EXERCISE DESCRIPTION = Restate the listing word for word; omit the images.

SOURCE DATA =
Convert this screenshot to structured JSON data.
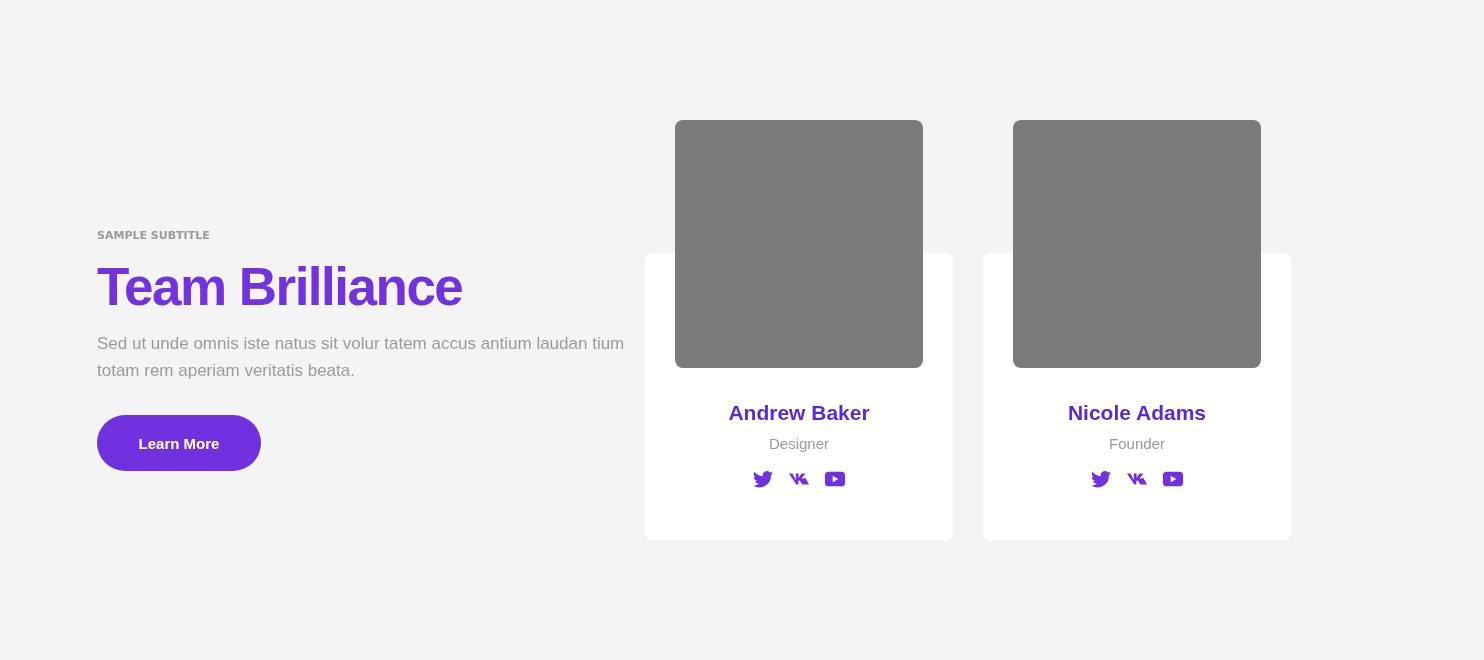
{
  "intro": {
    "subtitle": "SAMPLE SUBTITLE",
    "title": "Team Brilliance",
    "text": "Sed ut unde omnis iste natus sit volur tatem accus antium laudan tium totam rem aperiam veritatis beata.",
    "button": "Learn More"
  },
  "members": [
    {
      "photo": {
        "kind": "placeholder"
      },
      "name": "Andrew Baker",
      "role": "Designer",
      "socials": [
        {
          "kind": "bird"
        },
        {
          "kind": "vk"
        },
        {
          "kind": "play"
        }
      ]
    },
    {
      "photo": {
        "kind": "placeholder"
      },
      "name": "Nicole Adams",
      "role": "Founder",
      "socials": [
        {
          "kind": "bird"
        },
        {
          "kind": "vk"
        },
        {
          "kind": "play"
        }
      ]
    }
  ]
}
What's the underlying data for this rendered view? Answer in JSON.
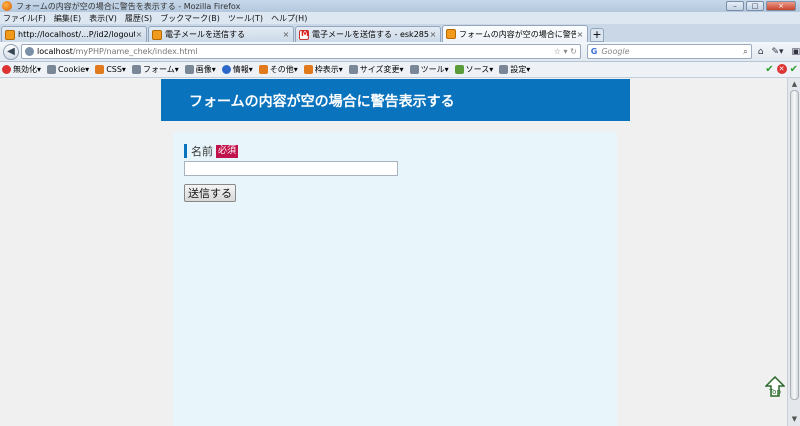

RESPONSE TO THIS EXERCISE =
Convert this screenshot to structured JSON data.
{
  "intro": {
    "subtitle": "SAMPLE SUBTITLE",
    "title": "Team Brilliance",
    "text": "Sed ut unde omnis iste natus sit volur tatem accus antium laudan tium totam rem aperiam veritatis beata.",
    "button": "Learn More"
  },
  "members": [
    {
      "photo": {
        "kind": "placeholder"
      },
      "name": "Andrew Baker",
      "role": "Designer",
      "socials": [
        {
          "kind": "bird"
        },
        {
          "kind": "vk"
        },
        {
          "kind": "play"
        }
      ]
    },
    {
      "photo": {
        "kind": "placeholder"
      },
      "name": "Nicole Adams",
      "role": "Founder",
      "socials": [
        {
          "kind": "bird"
        },
        {
          "kind": "vk"
        },
        {
          "kind": "play"
        }
      ]
    }
  ]
}
What's the underlying data for this rendered view? Answer in JSON.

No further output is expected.